The task |
Copy all records precisely, apart from the pictures.

Dataset entries

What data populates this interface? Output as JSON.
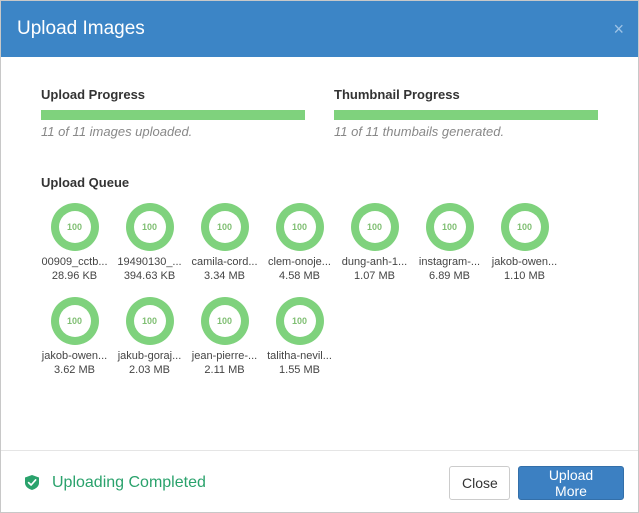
{
  "dialog": {
    "title": "Upload Images",
    "close_symbol": "×"
  },
  "upload_progress": {
    "label": "Upload Progress",
    "fraction": 1.0,
    "text": "11 of 11 images uploaded."
  },
  "thumbnail_progress": {
    "label": "Thumbnail Progress",
    "fraction": 1.0,
    "text": "11 of 11 thumbails generated."
  },
  "queue": {
    "label": "Upload Queue",
    "items": [
      {
        "name": "00909_cctb...",
        "size": "28.96 KB",
        "percent": "100"
      },
      {
        "name": "19490130_...",
        "size": "394.63 KB",
        "percent": "100"
      },
      {
        "name": "camila-cord...",
        "size": "3.34 MB",
        "percent": "100"
      },
      {
        "name": "clem-onoje...",
        "size": "4.58 MB",
        "percent": "100"
      },
      {
        "name": "dung-anh-1...",
        "size": "1.07 MB",
        "percent": "100"
      },
      {
        "name": "instagram-...",
        "size": "6.89 MB",
        "percent": "100"
      },
      {
        "name": "jakob-owen...",
        "size": "1.10 MB",
        "percent": "100"
      },
      {
        "name": "jakob-owen...",
        "size": "3.62 MB",
        "percent": "100"
      },
      {
        "name": "jakub-goraj...",
        "size": "2.03 MB",
        "percent": "100"
      },
      {
        "name": "jean-pierre-...",
        "size": "2.11 MB",
        "percent": "100"
      },
      {
        "name": "talitha-nevil...",
        "size": "1.55 MB",
        "percent": "100"
      }
    ]
  },
  "footer": {
    "status_text": "Uploading Completed",
    "close_label": "Close",
    "upload_more_label": "Upload More"
  },
  "colors": {
    "header": "#3c85c6",
    "progress": "#7fd27d",
    "success": "#2aa26c",
    "primary_button": "#3c80c2"
  },
  "icons": {
    "status": "check-shield-icon",
    "close": "close-icon"
  }
}
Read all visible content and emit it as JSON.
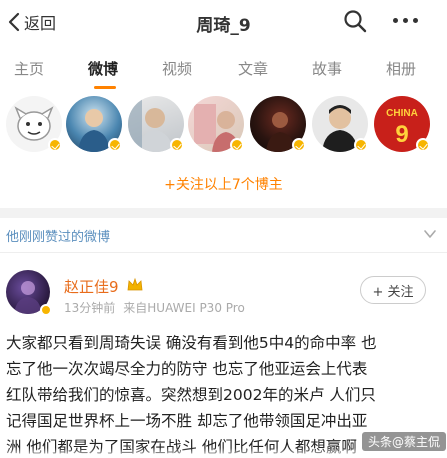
{
  "header": {
    "back_label": "返回",
    "title": "周琦_9"
  },
  "tabs": [
    {
      "label": "主页",
      "active": false
    },
    {
      "label": "微博",
      "active": true
    },
    {
      "label": "视频",
      "active": false
    },
    {
      "label": "文章",
      "active": false
    },
    {
      "label": "故事",
      "active": false
    },
    {
      "label": "相册",
      "active": false
    }
  ],
  "recommended": {
    "avatars": [
      {
        "icon": "cartoon-avatar"
      },
      {
        "icon": "player-avatar"
      },
      {
        "icon": "person-avatar"
      },
      {
        "icon": "sports-avatar"
      },
      {
        "icon": "dark-avatar"
      },
      {
        "icon": "man-avatar"
      },
      {
        "icon": "china-9-jersey-avatar",
        "jersey_text": "CHINA",
        "jersey_number": "9"
      }
    ],
    "follow_all_label": "+关注以上7个博主"
  },
  "liked_section": {
    "header": "他刚刚赞过的微博"
  },
  "post": {
    "author": "赵正佳9",
    "time": "13分钟前",
    "source": "来自HUAWEI P30 Pro",
    "follow_label": "+ 关注",
    "lines": [
      "大家都只看到周琦失误 确没有看到他5中4的命中率 也",
      "忘了他一次次竭尽全力的防守 也忘了他亚运会上代表",
      "红队带给我们的惊喜。突然想到2002年的米卢 人们只",
      "记得国足世界杯上一场不胜 却忘了他带领国足冲出亚",
      "洲 他们都是为了国家在战斗 他们比任何人都想赢啊"
    ]
  },
  "watermark": "头条@蔡主侃",
  "colors": {
    "accent": "#ff8200",
    "link": "#5b8fbe",
    "author": "#e86c1b",
    "badge": "#f7b500"
  }
}
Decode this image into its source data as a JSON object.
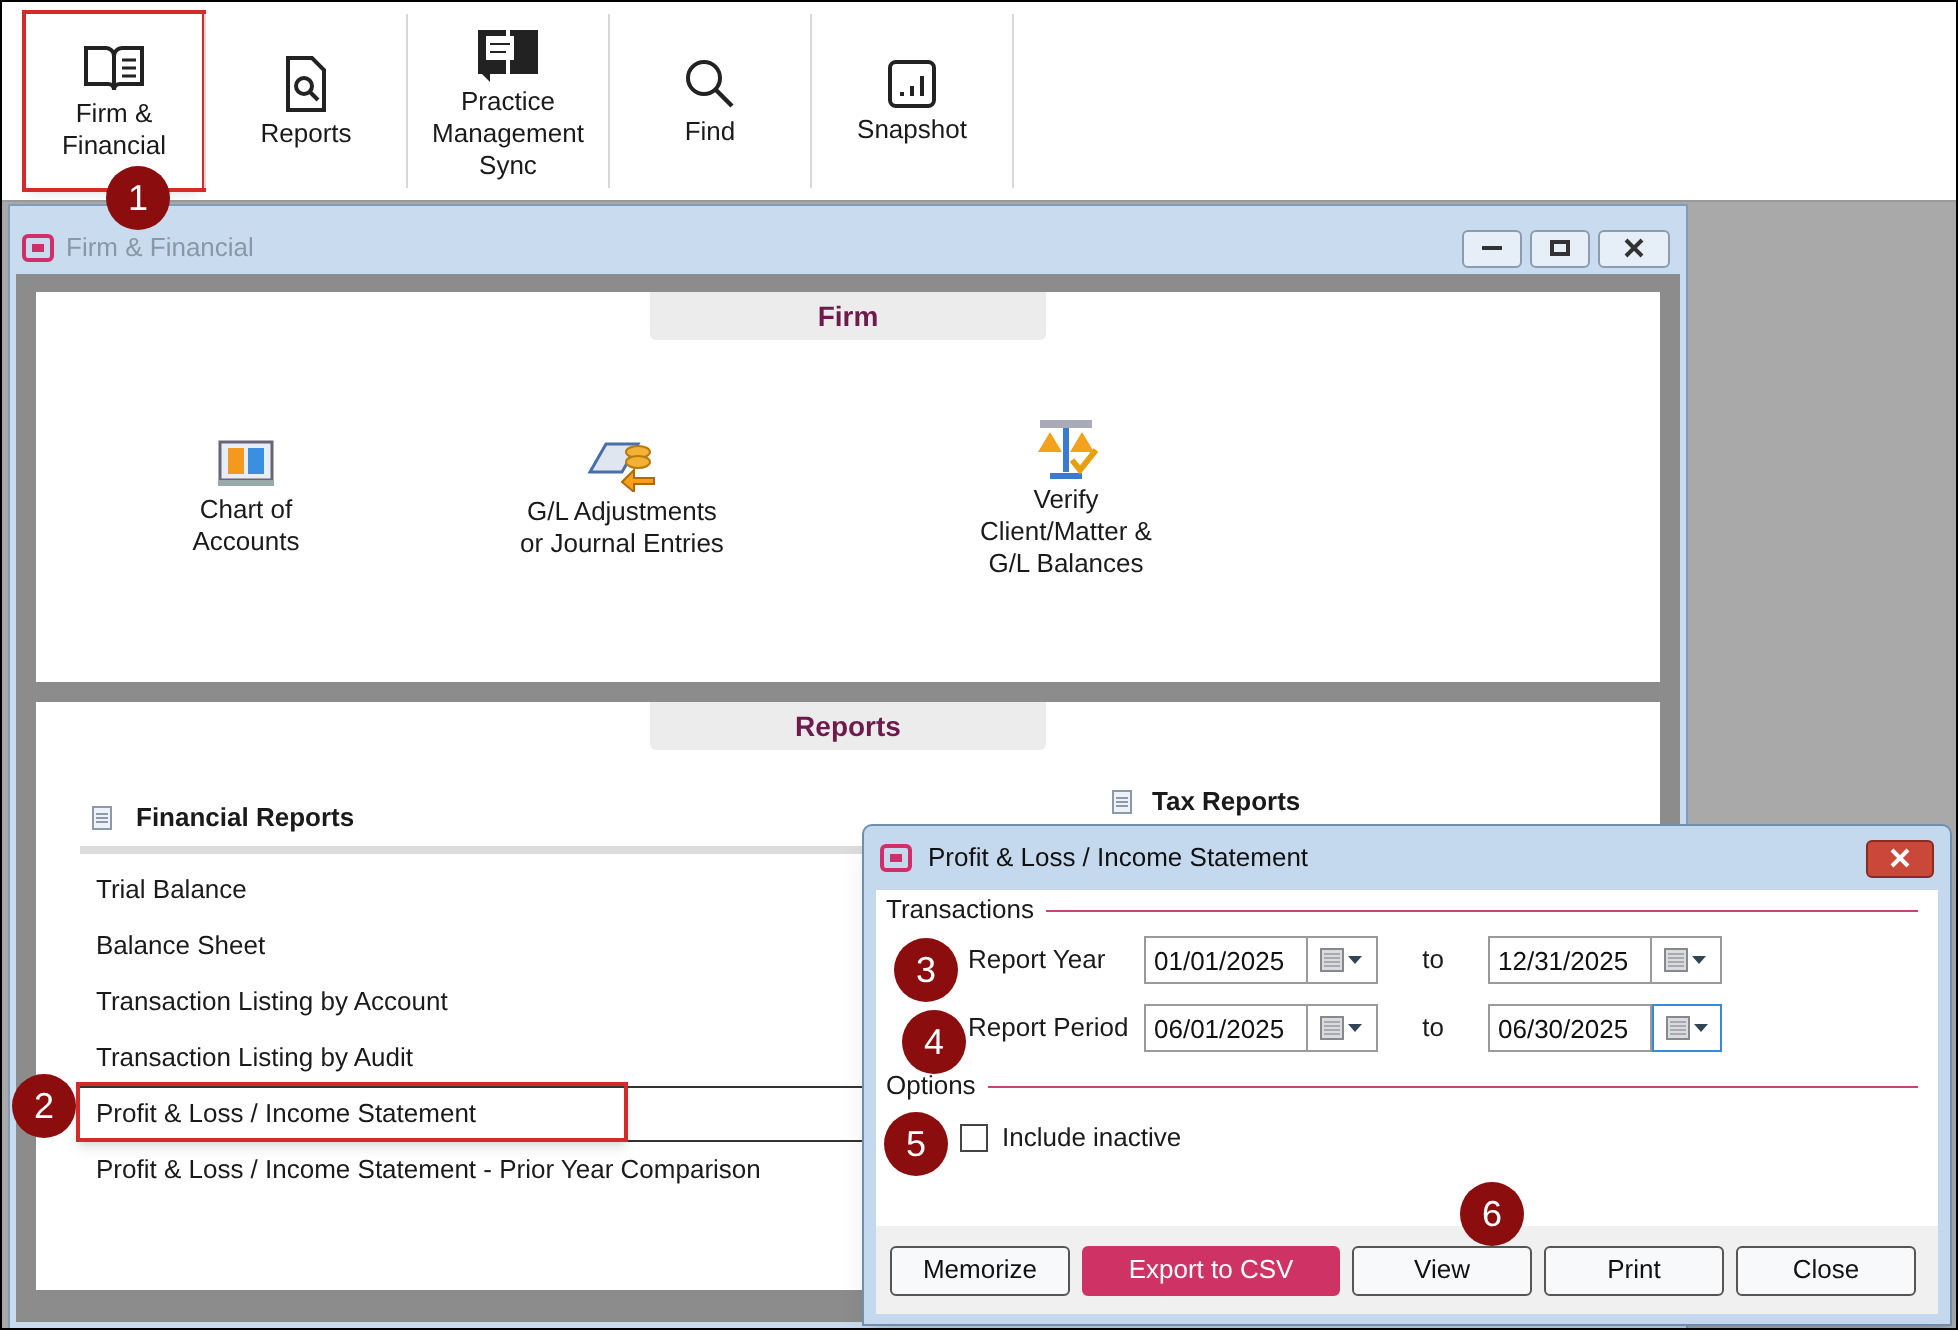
{
  "toolbar": [
    {
      "label": "Firm &\nFinancial",
      "kind": "book",
      "highlighted": true
    },
    {
      "label": "Reports",
      "kind": "report",
      "highlighted": false
    },
    {
      "label": "Practice\nManagement\nSync",
      "kind": "sync",
      "highlighted": false
    },
    {
      "label": "Find",
      "kind": "find",
      "highlighted": false
    },
    {
      "label": "Snapshot",
      "kind": "snapshot",
      "highlighted": false
    }
  ],
  "main_window": {
    "title": "Firm & Financial",
    "firm_section": {
      "title": "Firm",
      "items": [
        {
          "label": "Chart of\nAccounts",
          "kind": "chart"
        },
        {
          "label": "G/L Adjustments\nor Journal Entries",
          "kind": "adjust"
        },
        {
          "label": "Verify\nClient/Matter &\nG/L Balances",
          "kind": "verify"
        }
      ]
    },
    "reports_section": {
      "title": "Reports",
      "financial_reports": {
        "title": "Financial Reports",
        "items": [
          {
            "label": "Trial Balance",
            "selected": false,
            "highlighted": false
          },
          {
            "label": "Balance Sheet",
            "selected": false,
            "highlighted": false
          },
          {
            "label": "Transaction Listing by Account",
            "selected": false,
            "highlighted": false
          },
          {
            "label": "Transaction Listing by Audit",
            "selected": false,
            "highlighted": false
          },
          {
            "label": "Profit & Loss / Income Statement",
            "selected": true,
            "highlighted": true
          },
          {
            "label": "Profit & Loss / Income Statement - Prior Year Comparison",
            "selected": false,
            "highlighted": false
          }
        ]
      },
      "tax_reports": {
        "title": "Tax Reports"
      }
    }
  },
  "dialog": {
    "title": "Profit & Loss / Income Statement",
    "transactions": {
      "title": "Transactions",
      "rows": [
        {
          "label": "Report Year",
          "from": {
            "value": "01/01/2025",
            "focused": false
          },
          "to_label": "to",
          "to": {
            "value": "12/31/2025",
            "focused": false
          }
        },
        {
          "label": "Report Period",
          "from": {
            "value": "06/01/2025",
            "focused": false
          },
          "to_label": "to",
          "to": {
            "value": "06/30/2025",
            "focused": true
          }
        }
      ]
    },
    "options": {
      "title": "Options",
      "checkbox": {
        "label": "Include inactive",
        "checked": false
      }
    },
    "buttons": [
      {
        "label": "Memorize",
        "primary": false
      },
      {
        "label": "Export to CSV",
        "primary": true
      },
      {
        "label": "View",
        "primary": false
      },
      {
        "label": "Print",
        "primary": false
      },
      {
        "label": "Close",
        "primary": false
      }
    ]
  },
  "annotations": [
    {
      "number": "1"
    },
    {
      "number": "2"
    },
    {
      "number": "3"
    },
    {
      "number": "4"
    },
    {
      "number": "5"
    },
    {
      "number": "6"
    }
  ]
}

Completed task |
What data populates this interface? Output as JSON.
{
  "dialog": {
    "title": "Upload Images",
    "close_symbol": "×"
  },
  "upload_progress": {
    "label": "Upload Progress",
    "fraction": 1.0,
    "text": "11 of 11 images uploaded."
  },
  "thumbnail_progress": {
    "label": "Thumbnail Progress",
    "fraction": 1.0,
    "text": "11 of 11 thumbails generated."
  },
  "queue": {
    "label": "Upload Queue",
    "items": [
      {
        "name": "00909_cctb...",
        "size": "28.96 KB",
        "percent": "100"
      },
      {
        "name": "19490130_...",
        "size": "394.63 KB",
        "percent": "100"
      },
      {
        "name": "camila-cord...",
        "size": "3.34 MB",
        "percent": "100"
      },
      {
        "name": "clem-onoje...",
        "size": "4.58 MB",
        "percent": "100"
      },
      {
        "name": "dung-anh-1...",
        "size": "1.07 MB",
        "percent": "100"
      },
      {
        "name": "instagram-...",
        "size": "6.89 MB",
        "percent": "100"
      },
      {
        "name": "jakob-owen...",
        "size": "1.10 MB",
        "percent": "100"
      },
      {
        "name": "jakob-owen...",
        "size": "3.62 MB",
        "percent": "100"
      },
      {
        "name": "jakub-goraj...",
        "size": "2.03 MB",
        "percent": "100"
      },
      {
        "name": "jean-pierre-...",
        "size": "2.11 MB",
        "percent": "100"
      },
      {
        "name": "talitha-nevil...",
        "size": "1.55 MB",
        "percent": "100"
      }
    ]
  },
  "footer": {
    "status_text": "Uploading Completed",
    "close_label": "Close",
    "upload_more_label": "Upload More"
  },
  "colors": {
    "header": "#3c85c6",
    "progress": "#7fd27d",
    "success": "#2aa26c",
    "primary_button": "#3c80c2"
  },
  "icons": {
    "status": "check-shield-icon",
    "close": "close-icon"
  }
}
Read all visible content and emit it as JSON.
{
  "header": {
    "back_label": "返回",
    "title": "周琦_9"
  },
  "tabs": [
    {
      "label": "主页",
      "active": false
    },
    {
      "label": "微博",
      "active": true
    },
    {
      "label": "视频",
      "active": false
    },
    {
      "label": "文章",
      "active": false
    },
    {
      "label": "故事",
      "active": false
    },
    {
      "label": "相册",
      "active": false
    }
  ],
  "recommended": {
    "avatars": [
      {
        "icon": "cartoon-avatar"
      },
      {
        "icon": "player-avatar"
      },
      {
        "icon": "person-avatar"
      },
      {
        "icon": "sports-avatar"
      },
      {
        "icon": "dark-avatar"
      },
      {
        "icon": "man-avatar"
      },
      {
        "icon": "china-9-jersey-avatar",
        "jersey_text": "CHINA",
        "jersey_number": "9"
      }
    ],
    "follow_all_label": "+关注以上7个博主"
  },
  "liked_section": {
    "header": "他刚刚赞过的微博"
  },
  "post": {
    "author": "赵正佳9",
    "time": "13分钟前",
    "source": "来自HUAWEI P30 Pro",
    "follow_label": "+ 关注",
    "lines": [
      "大家都只看到周琦失误 确没有看到他5中4的命中率 也",
      "忘了他一次次竭尽全力的防守 也忘了他亚运会上代表",
      "红队带给我们的惊喜。突然想到2002年的米卢 人们只",
      "记得国足世界杯上一场不胜 却忘了他带领国足冲出亚",
      "洲 他们都是为了国家在战斗 他们比任何人都想赢啊"
    ]
  },
  "watermark": "头条@蔡主侃",
  "colors": {
    "accent": "#ff8200",
    "link": "#5b8fbe",
    "author": "#e86c1b",
    "badge": "#f7b500"
  }
}
Decode this image into its source data as a JSON object.
{
  "toolbar": [
    {
      "label": "Firm &\nFinancial",
      "kind": "book",
      "highlighted": true
    },
    {
      "label": "Reports",
      "kind": "report",
      "highlighted": false
    },
    {
      "label": "Practice\nManagement\nSync",
      "kind": "sync",
      "highlighted": false
    },
    {
      "label": "Find",
      "kind": "find",
      "highlighted": false
    },
    {
      "label": "Snapshot",
      "kind": "snapshot",
      "highlighted": false
    }
  ],
  "main_window": {
    "title": "Firm & Financial",
    "firm_section": {
      "title": "Firm",
      "items": [
        {
          "label": "Chart of\nAccounts",
          "kind": "chart"
        },
        {
          "label": "G/L Adjustments\nor Journal Entries",
          "kind": "adjust"
        },
        {
          "label": "Verify\nClient/Matter &\nG/L Balances",
          "kind": "verify"
        }
      ]
    },
    "reports_section": {
      "title": "Reports",
      "financial_reports": {
        "title": "Financial Reports",
        "items": [
          {
            "label": "Trial Balance",
            "selected": false,
            "highlighted": false
          },
          {
            "label": "Balance Sheet",
            "selected": false,
            "highlighted": false
          },
          {
            "label": "Transaction Listing by Account",
            "selected": false,
            "highlighted": false
          },
          {
            "label": "Transaction Listing by Audit",
            "selected": false,
            "highlighted": false
          },
          {
            "label": "Profit & Loss / Income Statement",
            "selected": true,
            "highlighted": true
          },
          {
            "label": "Profit & Loss / Income Statement - Prior Year Comparison",
            "selected": false,
            "highlighted": false
          }
        ]
      },
      "tax_reports": {
        "title": "Tax Reports"
      }
    }
  },
  "dialog": {
    "title": "Profit & Loss / Income Statement",
    "transactions": {
      "title": "Transactions",
      "rows": [
        {
          "label": "Report Year",
          "from": {
            "value": "01/01/2025",
            "focused": false
          },
          "to_label": "to",
          "to": {
            "value": "12/31/2025",
            "focused": false
          }
        },
        {
          "label": "Report Period",
          "from": {
            "value": "06/01/2025",
            "focused": false
          },
          "to_label": "to",
          "to": {
            "value": "06/30/2025",
            "focused": true
          }
        }
      ]
    },
    "options": {
      "title": "Options",
      "checkbox": {
        "label": "Include inactive",
        "checked": false
      }
    },
    "buttons": [
      {
        "label": "Memorize",
        "primary": false
      },
      {
        "label": "Export to CSV",
        "primary": true
      },
      {
        "label": "View",
        "primary": false
      },
      {
        "label": "Print",
        "primary": false
      },
      {
        "label": "Close",
        "primary": false
      }
    ]
  },
  "annotations": [
    {
      "number": "1"
    },
    {
      "number": "2"
    },
    {
      "number": "3"
    },
    {
      "number": "4"
    },
    {
      "number": "5"
    },
    {
      "number": "6"
    }
  ]
}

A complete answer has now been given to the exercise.